It’s hard to know what exactly might unfold, but none of these timelines would leave much time for the near-certain legal wrangling over the fallout from a candidate’s death, a problem that we haven’t adjusted for even after the messy recount in the 2000 presidential election. Pildes put it bluntly: “We’ve been lucky. We have actually had some presidents who have died shortly after taking office but not somebody who died either between the convention and the election, or after being elected and becoming the president-elect.” And if that were to happen this year, it would likely create intraparty division, uncertainty among voters or a tidal wave of litigation. Let’s hope that the country’s luck doesn’t run out in 2020.

FiveThirtyEight Politics Podcast: US has held elections during times of crisis before


  1. However, some Biden delegates might initially stick with him due to state laws that bind them on the first and sometimes second ballot at the convention. For instance, Tennessee law calls for delegates to back their candidate through the first two ballots and has no exception for death included in the statute.

  2. Under RNC rules, there are 168 members (three for every state and territory), and members’ votes are equivalent to the number of delegates their state or territory had at the convention.

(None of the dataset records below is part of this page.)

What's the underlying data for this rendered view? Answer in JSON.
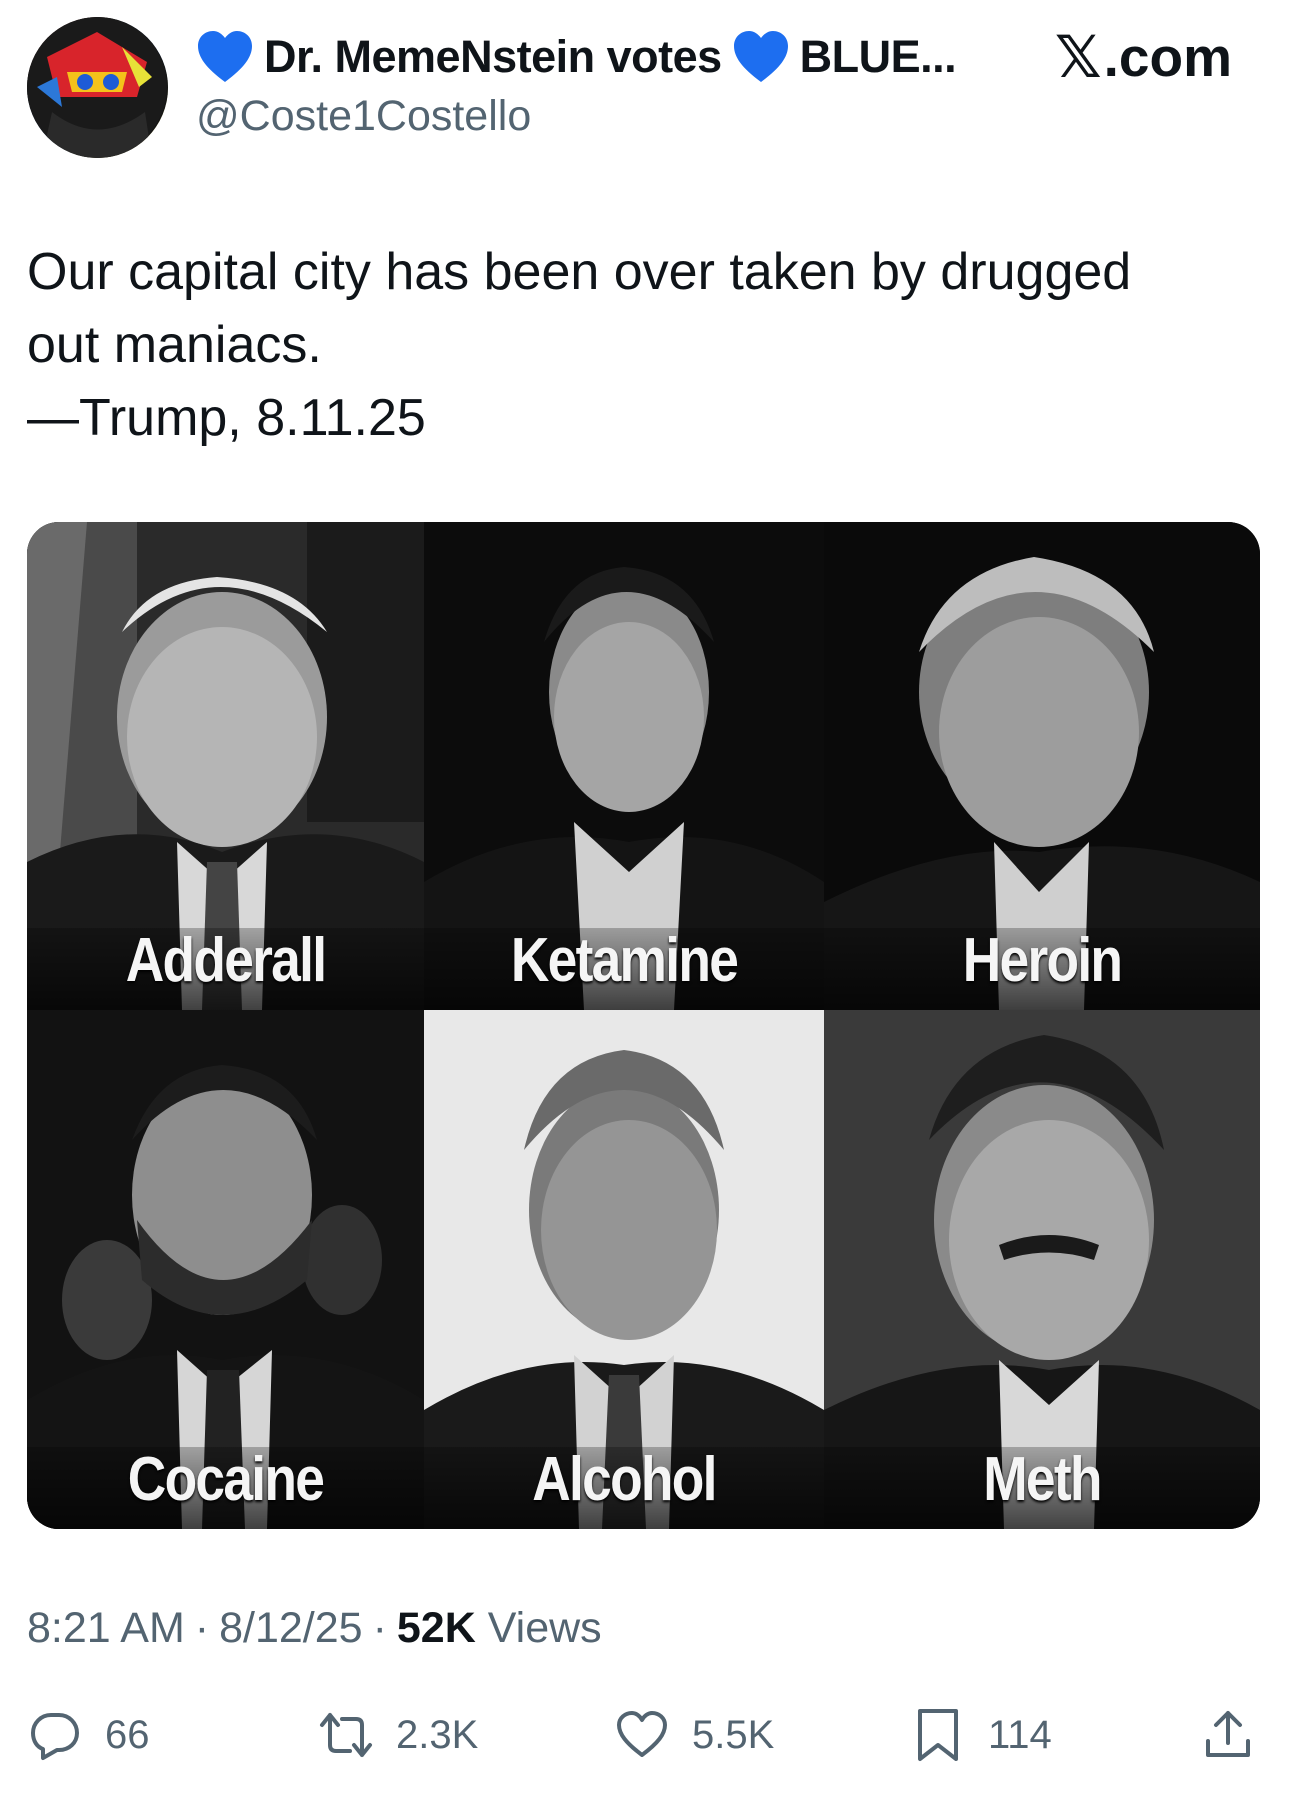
{
  "author": {
    "display_name": "Dr. MemeNstein votes",
    "name_suffix": "BLUE...",
    "handle": "@Coste1Costello",
    "avatar_icon": "avatar-image",
    "badge_icon": "blue-heart-icon",
    "badge_color": "#1d6ef0"
  },
  "site": {
    "logo_glyph": "𝕏",
    "domain_suffix": ".com"
  },
  "tweet": {
    "lines": [
      "Our capital city has been over taken by drugged",
      "out maniacs.",
      "—Trump, 8.11.25"
    ]
  },
  "media": {
    "panels": [
      {
        "caption": "Adderall"
      },
      {
        "caption": "Ketamine"
      },
      {
        "caption": "Heroin"
      },
      {
        "caption": "Cocaine"
      },
      {
        "caption": "Alcohol"
      },
      {
        "caption": "Meth"
      }
    ]
  },
  "meta": {
    "time": "8:21 AM",
    "separator": "·",
    "date": "8/12/25",
    "views_count": "52K",
    "views_label": "Views"
  },
  "actions": {
    "replies": {
      "icon": "reply-icon",
      "count": "66"
    },
    "reposts": {
      "icon": "repost-icon",
      "count": "2.3K"
    },
    "likes": {
      "icon": "heart-icon",
      "count": "5.5K"
    },
    "bookmarks": {
      "icon": "bookmark-icon",
      "count": "114"
    },
    "share": {
      "icon": "share-icon"
    }
  },
  "colors": {
    "text_primary": "#0f1419",
    "text_secondary": "#536471",
    "badge_blue": "#1d6ef0"
  }
}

And under Democratic National Committee rules, there are 447 members; all that’s needed to nominate someone is a simple majority.

Geoffrey Skelley is a senior elections analyst at FiveThirtyEight.